Her costume was appliqued on as well with felt and embellished with hand-dyed pink and cream hand-spun wool yarn. This yarn was also used for the cover of the stool and for the flowers in the brown wool carpeting. Her hand is resting on an open book that resembles a diary with blank pages. Next to the book is an ink bottle with a large feathered quill pen stuck into it. Above this vignette is a wonderful hanging bird cage, with the bars of the cage done with single wool strands closely spaced.
A window was created with long stitches made to look like the wood frame around the panes of glass. There is a chair off to the right done in both applique and long and short wool stitches. The skirt of the bed was done entirely in long and short stitches with the fine hand-spun wool yarn.
The needlework is housed in its original 18th century turned oval wood frame with a narrow gilded gesso border on both the inside and the outside of the oval. With much good fortune, this piece retains its original hand-made glass with its bubbles and waves.
On the original wood backing board is an old label of the framer that our stitcher chose to frame her work. It reads: “Stringer, Carver, Gilder, and Picture Frame Maker. St. John’s Bridge, Bristol, Makes Glass and Picture FRAMES, of all Descriptions; Gerandoles, Brackets, and Every Other Article in the Above Branch from Designs of the Plainest Kind, Style of the First Fashion and Elegance.” As wonderful as this original 18th century paper label is, someone added a hand-written date directly upon the wood. In large numerals it reads: “179(?).” (The last number is illegible.) This give us another indication of its 18th century origin.
The needlework is in excellent condition overall. There are several very small places in the background wool that seem to be missing the nap of the wool; perhaps an insect was able to get into the case at some early period. In addition, there is some fading, especially with the lighter colors. I have had the frame restored because of early insect damage to it, so it now again adds to the decorative appeal of the piece..

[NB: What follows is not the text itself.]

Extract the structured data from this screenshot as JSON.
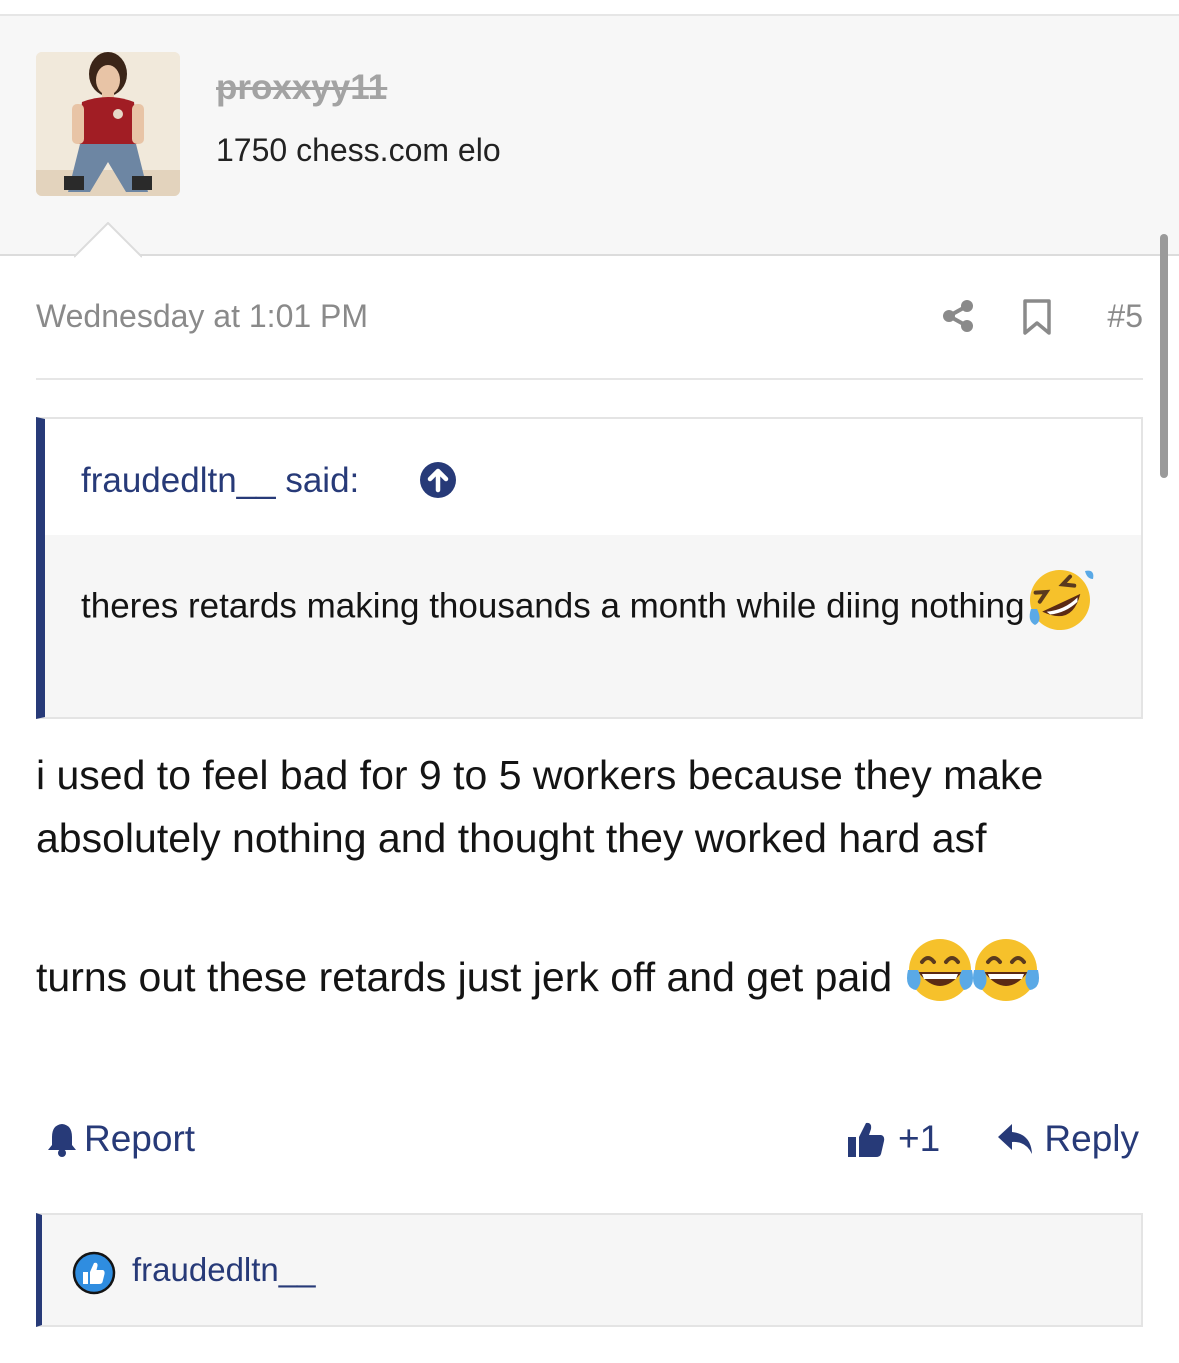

It measures 8-1/2 inches wide by 10-1/4 inches high, including the frame